Thursday, February 4, 2010

The Knight bringing Agile to the Day

Once upon a time, a Knight challenged the King saying that we should provide people with what they need and not what we want to provide them. Instead of asking people for all of their needs now and not deliver until a year later, we should deliver their more important needs in shorter time periods to ensure we provide them with their needs sooner and then allow them to adapt to their needs as life changes around them.

The Knight learned that the marketplace and the customers therein drove the real needs. This gets to the heart of providing business value, value that the customer perceives, value that can change in this ever-changing world.

As the Agile Manifesto (the Knight's creed) says, Agile values working software over comprehensive documentation. Working software is where the customer sees the value. The “right” amount of documentation, neither too comprehensive nor too little, can lead us to working software more quickly.

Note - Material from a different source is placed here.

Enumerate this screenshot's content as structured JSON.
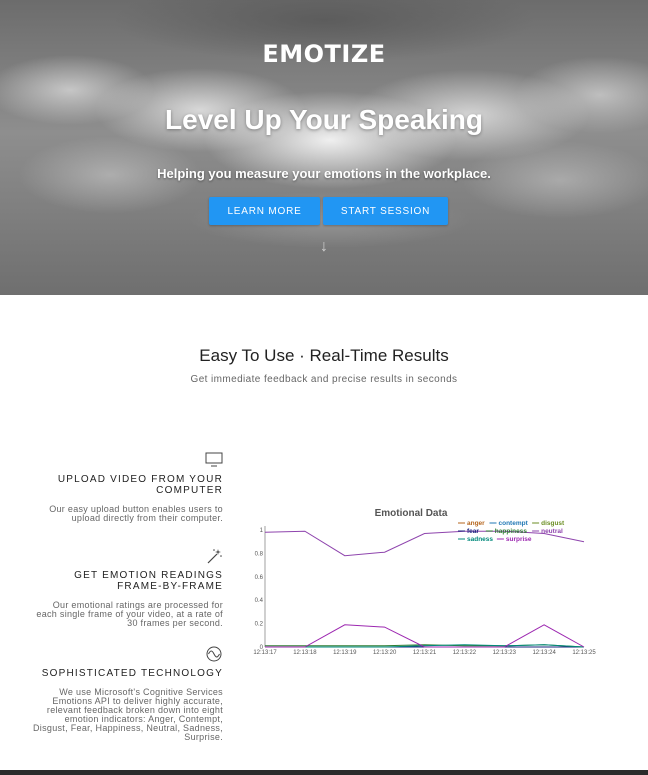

Individuals and interactions have more value than processes and tools. This does not mean that processes and tools are not important, it is just that defined processes and tools should not determine how the individuals should interact to get their work done.

Customer collaboration is valued over contract negotiations since Agile values the continuous interaction with customers to ensure we are constantly reducing the risk and increasing the certainty of delivering what the customer really needs.

And finally, responding to change over following a plan allows us to adapt to change with collaborative control that ensures the change is both welcome, understood, and continuously validated.

Agile embraces change and accepts the fact that life is uncertain. By providing methods and techniques to minimize risk and increase certainty, this ensures we close the gap between what the customer actually wants and what we end up delivering.

With that, the Knight brought Agile into the day and people into the light.

1 comment:

  1. The Chinese comment above roughly translates into, "How can you pass through the sea and forget its blue?"